  • Weinstein (traditional-style rooms)

These halls are closest to well-known food hubs in New York City! Third North is close to St. Marks Place and Weinstein is close to MacDougal Street, which has dozens of diverse restaurants and cafes. 

If you prefer to make your own meals or bake, you’ll have access to private kitchens in UHall and Third North, which are apartment-style halls. They’re also close to grocery stores like Trader Joe’s. 

Weinstein residents do not have their own kitchen, but they do have access to four dining options in the building. This makes it super convenient to refuel (and save some money if you don’t want to break the bank eating off campus every day). 

The Introvert

After a long day, you need some alone time. You value having quiet study spaces and areas where you can get away from the rush of city life.


  • UHall (apartment-style rooms)
  • Paulson (traditional-style rooms)

These two halls include in-room common area spaces and quiet study spaces. UHall rooms have a small living room, serving as a perfect escape from your room without needing to go too far. And, if you’re tired of being in your room altogether, you can check out UHall’s spacious study lounge. 

While Paulson doesn’t have in-room common areas, it does have a number of spaces for introverts. For example, there are several study spaces, and the building is so big, you can usually find small nooks and corners to hang out in. 

If you prefer not to go anywhere, you have your room, of course, which you can make as cozy as you would like it to be!

Students in the lobby of the Paulson Center at NYU.
The Extrovert

After a long day, you want to meet new people and have places to hang out. You value having a lot to do in your residential hall. 


  • Weinstein (traditional-style rooms)
  • Paulson (traditional-style rooms)

Weinstein and Paulson include large common areas and are close to campus! Weinstein’s location makes it easy to attend on-campus events and meet up at common hangout spots like Washington Square Park and the Kimmel Center for University Life. In the spring it’s common for students to hang out directly outside of Weinstein or at the Washington Mews across the street, so you’re really in the center of it all. 

I know that I just said Paulson is great for introverts, but hear me out! If you travel to the lower floors of Paulson, there are so many opportunities to interact with students. With two cafes, athletic facilities, and multiple lounge spaces, there’s no limit to whom you can meet and where you can hang out with friends. 

Regardless of the residential hall that you’re in, your resident assistants (RAs) plan a lot of great events for you to meet new students! RAs typically take first years on outings to explore the city. For example, you may go to Broadway shows or sports events. But they also do a lot of great events in the building too! Going to events your RA puts on is just one of several ways to meet new people at NYU. 

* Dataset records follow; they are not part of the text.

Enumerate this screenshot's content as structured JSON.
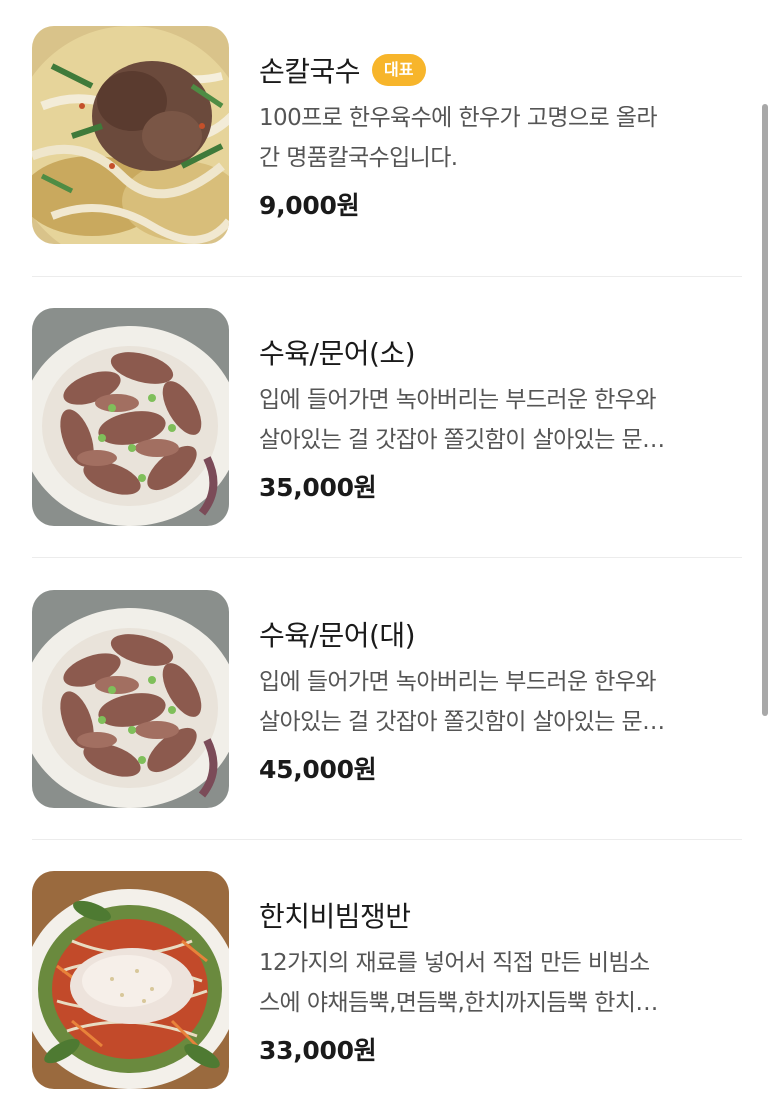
{
  "menu": {
    "items": [
      {
        "name": "손칼국수",
        "badge": "대표",
        "desc_line1": "100프로 한우육수에 한우가 고명으로 올라",
        "desc_line2": "간 명품칼국수입니다.",
        "price": "9,000원",
        "image_icon": "noodle-soup-photo"
      },
      {
        "name": "수육/문어(소)",
        "desc_line1": "입에 들어가면 녹아버리는 부드러운 한우와",
        "desc_line2": "살아있는 걸 갓잡아 쫄깃함이 살아있는 문…",
        "price": "35,000원",
        "image_icon": "boiled-beef-platter-photo"
      },
      {
        "name": "수육/문어(대)",
        "desc_line1": "입에 들어가면 녹아버리는 부드러운 한우와",
        "desc_line2": "살아있는 걸 갓잡아 쫄깃함이 살아있는 문…",
        "price": "45,000원",
        "image_icon": "boiled-beef-platter-photo"
      },
      {
        "name": "한치비빔쟁반",
        "desc_line1": "12가지의 재료를 넣어서 직접 만든 비빔소",
        "desc_line2": "스에 야채듬뿍,면듬뿍,한치까지듬뿍 한치…",
        "price": "33,000원",
        "image_icon": "squid-bibim-noodle-photo"
      }
    ]
  },
  "colors": {
    "badge": "#f7b52b",
    "text": "#1a1a1a",
    "description": "#555555",
    "divider": "#ececec"
  }
}
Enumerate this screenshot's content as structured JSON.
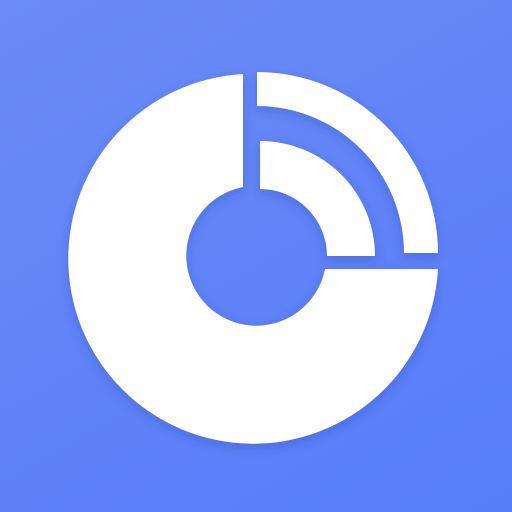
{
  "icon": {
    "name": "disc-signal-icon",
    "background_color": "#5F82F7",
    "foreground_color": "#FFFFFF"
  }
}
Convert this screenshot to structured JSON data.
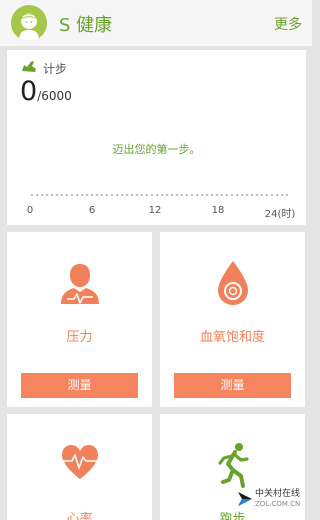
{
  "header": {
    "title": "S 健康",
    "more_label": "更多"
  },
  "steps": {
    "label": "计步",
    "count": "0",
    "goal": "/6000",
    "message": "迈出您的第一步。",
    "timeline_ticks": [
      "0",
      "6",
      "12",
      "18",
      "24(时)"
    ]
  },
  "tiles": {
    "stress": {
      "label": "压力",
      "button": "测量"
    },
    "spo2": {
      "label": "血氧饱和度",
      "button": "测量"
    },
    "heart_rate": {
      "label": "心率"
    },
    "running": {
      "label": "跑步"
    }
  },
  "watermark": {
    "name": "中关村在线",
    "url": "ZOL.COM.CN"
  },
  "colors": {
    "brand_green": "#6aa22e",
    "accent_orange": "#f6855f",
    "icon_orange": "#f0815a"
  }
}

Final Thoughts

There’s a lot to consider when deciding on a first-year residence hall. There are pros and cons to each hall, but, at the end of day, your residential hall is only one part of your NYU experience. So don’t overthink it! 

Sam Whitley (she/her) is a senior studying Dramatic Writing at Tisch School of the Arts with minors in Computer Science and Integrated Design & Media. Whether she’s developing a website or writing a TV pilot, Sam aims to create things that help make life easier for people. Outside of class, she’s rewatching her favorite animated TV shows, hitting the gym, and taking the LIRR home to visit friends and family. Despite her introverted nature, she loves meeting new people while working as an Admissions Ambassador and exploring NYC!